• Neutrophils-related host factors associated with severe disease and fatality in patients with influenza infection.

      Tang, Benjamin M; Shojaei, Maryam; Teoh, Sally; Meyers, Adrienne; Ho, John; Ball, T Blake; Keynan, Yoav; Pisipati, Amarnath; Kumar, Aseem; Eisen, Damon P; et al. (Springer-Nature, 2019-07-31)

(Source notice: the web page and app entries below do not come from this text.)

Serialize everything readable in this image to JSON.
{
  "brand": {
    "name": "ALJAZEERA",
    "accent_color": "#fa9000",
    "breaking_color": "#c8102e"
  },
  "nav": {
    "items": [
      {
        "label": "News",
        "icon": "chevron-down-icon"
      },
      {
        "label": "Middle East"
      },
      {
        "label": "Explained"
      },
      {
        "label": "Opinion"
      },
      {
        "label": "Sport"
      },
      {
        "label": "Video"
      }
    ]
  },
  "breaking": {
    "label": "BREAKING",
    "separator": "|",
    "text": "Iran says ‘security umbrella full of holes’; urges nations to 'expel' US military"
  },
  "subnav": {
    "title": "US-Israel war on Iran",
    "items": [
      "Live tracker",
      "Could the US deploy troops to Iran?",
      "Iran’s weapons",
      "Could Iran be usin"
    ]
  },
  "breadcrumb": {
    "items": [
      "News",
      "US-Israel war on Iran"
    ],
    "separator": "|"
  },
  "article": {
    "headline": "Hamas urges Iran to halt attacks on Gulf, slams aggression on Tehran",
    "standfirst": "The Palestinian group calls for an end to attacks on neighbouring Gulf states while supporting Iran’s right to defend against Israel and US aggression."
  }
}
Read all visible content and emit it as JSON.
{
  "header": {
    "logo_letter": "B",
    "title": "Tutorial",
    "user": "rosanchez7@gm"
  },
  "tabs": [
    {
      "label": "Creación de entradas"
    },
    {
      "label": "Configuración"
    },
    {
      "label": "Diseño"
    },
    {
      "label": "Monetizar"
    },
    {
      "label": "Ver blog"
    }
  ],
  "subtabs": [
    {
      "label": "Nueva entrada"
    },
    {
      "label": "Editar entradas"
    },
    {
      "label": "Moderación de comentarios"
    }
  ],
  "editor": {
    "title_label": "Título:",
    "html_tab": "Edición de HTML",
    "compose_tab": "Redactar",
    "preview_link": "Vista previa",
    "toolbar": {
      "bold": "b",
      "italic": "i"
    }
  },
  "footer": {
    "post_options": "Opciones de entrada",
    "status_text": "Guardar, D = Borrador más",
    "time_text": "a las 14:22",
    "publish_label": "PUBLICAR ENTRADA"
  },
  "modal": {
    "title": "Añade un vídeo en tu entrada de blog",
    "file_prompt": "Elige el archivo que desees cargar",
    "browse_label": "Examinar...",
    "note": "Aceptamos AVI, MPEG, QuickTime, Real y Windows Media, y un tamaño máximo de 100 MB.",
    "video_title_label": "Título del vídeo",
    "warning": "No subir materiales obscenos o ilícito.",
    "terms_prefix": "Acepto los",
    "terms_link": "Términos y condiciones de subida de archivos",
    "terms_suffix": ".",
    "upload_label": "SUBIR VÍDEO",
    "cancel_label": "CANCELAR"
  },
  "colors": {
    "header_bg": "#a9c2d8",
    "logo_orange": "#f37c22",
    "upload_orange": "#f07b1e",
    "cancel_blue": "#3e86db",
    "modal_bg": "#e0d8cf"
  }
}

      Severe influenza infection has no effective treatment available. One of the key barriers to developing host-directed therapy is a lack of reliable prognostic factors needed to guide such therapy. Here, we use a network analysis approach to identify host factors associated with severe influenza and fatal outcome. In influenza patients with moderate-to-severe diseases, we uncover a complex landscape of immunological pathways, with the main changes occurring in pathways related to circulating neutrophils. Patients with severe disease display excessive neutrophil extracellular traps formation, neutrophil-inflammation and delayed apoptosis, all of which have been associated with fatal outcome in animal models. Excessive neutrophil activation correlates with worsening oxygenation impairment and predicted fatal outcome (AUROC 0.817-0.898). These findings provide new evidence that neutrophil-dominated host response is associated with poor outcomes. Measuring neutrophil-related changes may improve risk stratification and patient selection, a critical first step in developing host-directed immune therapy.